  1. “Time” became my favorite immediately after my first listen. The message the song carries really stuck out to me and influenced how I spend my time. After listening to this song, I felt like I needed to spend more time doing things I enjoy, like using my free time to hang out with my friends who I only ever saw at school. 
  2. “Money” was the song that exposed me to Pink Floyd and allowed me to further enjoy their vast catalog of music. From the bass line to the saxophone solo the song is amazing start to finish. It still holds up today as it explores themes of how the rich often spend their money in unnecessary ways. 
  3. “Us and Them” is an amazing song that is important in the sense that it tells us that we should all be equal, a simple concept the many seem to neglect even though we all live on the same planet. 
  4. “Any Colour You Like” is an amazing track that sounds like the band letting off steam after “Us and Them” The guitar has this sound that you do not hear on any other track of the album. My favorite version of this song is from a performance in 1974, At The Empire Pool in Wembley, London. This is because they take this 3:26 long song, and stretch it to 8:10, the song is a bit calmer and more relaxed but still sounds quite like the studio version but simply longer. It is simply one of my favorite instrumental tracks ever. 
  5. “Eclipse” This song is one of the best album closers of all time. “Eclipse” kicks in with one of Wright’s best keyboard performances on the album. The song closes the album by summing up several of the topics displayed throughout the album and provides ideas of perspective  

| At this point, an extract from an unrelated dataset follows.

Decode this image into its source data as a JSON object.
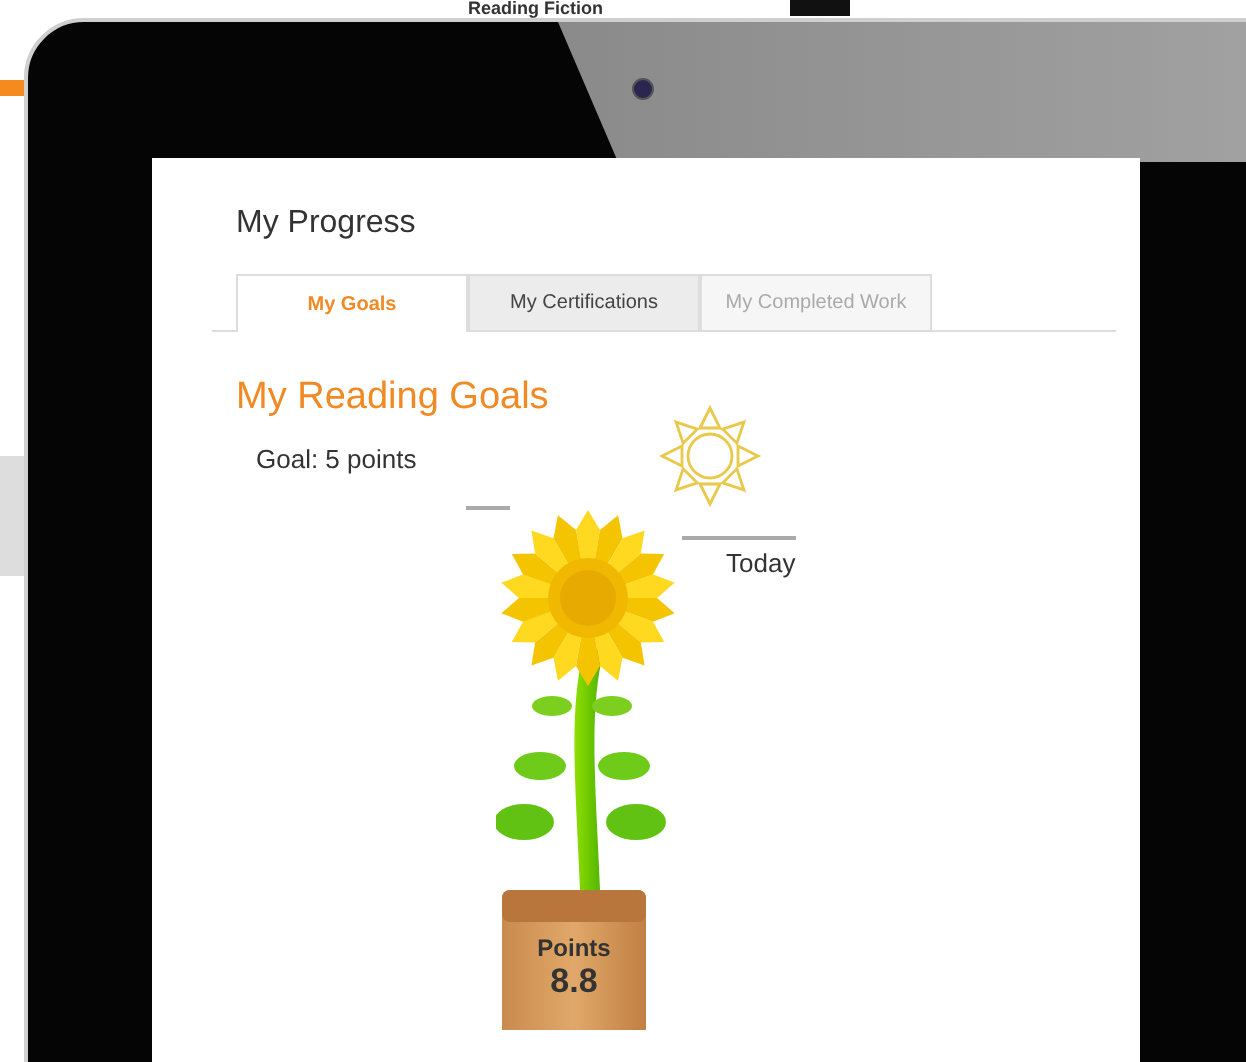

After the album’s release in 1973 the album spent 741 consecutive weeks on the billboard charts before falling off in 1988. That is 14.25 years, not only that the album as of it 50-year anniversary has totaled 971 weeks, about 18.5 years. “The Dark Side of The Moon” Holds the record for most consecutive weeks on the billboard charts and the most weeks on the billboard charts in total. The album has sold an estimated 50 million copies since its release, making it the third best-selling studio album. Lately the band has been put under scrutiny on Twitter when the band’s profile picture changed in celebration of the 50-year anniversary of the album to a straightforward design featuring the prism with the number 50 in the middle with the iconic rainbow filling the zero.(Shown Below) Twitter users did not take the new profile picture well even though it is only slightly different than what you would find on a copy of the album. 

Due to the rainbow often being associated with the LGBTQ+ community people misjudged the profile picture and claimed that the band was attempting to be woke or more liberal leaning. “Lose the rainbow, you’re making yourself look stupid,” a user said. “From this moment I don’t listen to this band,” another user said. The irony in this situation is that Pink Floyd was already a political band if you look at other albums like “Animals” which is based on the George Orwell book “Animal Farm” but instead of pointing out the flaws of communism the band pointed out flaws in their own European capitalist system, a theme also seen in “Money”. Not only was the band political, but Roger Waters, who wrote all the lyrics on “The Dark Side of The Moon” is very outwardly progressive. But if you listen to the song “Pigs (Three Different Ones)” written by Roger Waters which is a 11:28 track criticizing Mary Whitehouse a British conservative activist who was fighting to make more censorship in popular British media. 

Another “The Dark Side of The Moon” update is that Roger Waters announced that he would be re-releasing the album but recorded without the previous Pink Floyd members. Also available is a collector’s box set of “The Dark Side of The Moon” which will contain two 180g LPs one being the 2023 remaster of the album and the other being “The Dark Side of The Moon Live at Wembley Empire Pool, London, 1974” and two replica 7-inch singles of Money/Any Colour You Like and Us and Them/Time are included with smaller physical audio formats 2 CDs, 2 BDs (Blu-Ray Discs), 1 DVD, a 160-page hardback with rare photos, a 76-page book of sheet music, four posters, and two stickers and other merchandise. However, the box set comes with a hefty price tag of $299.98 from The Official Pink Floyd Site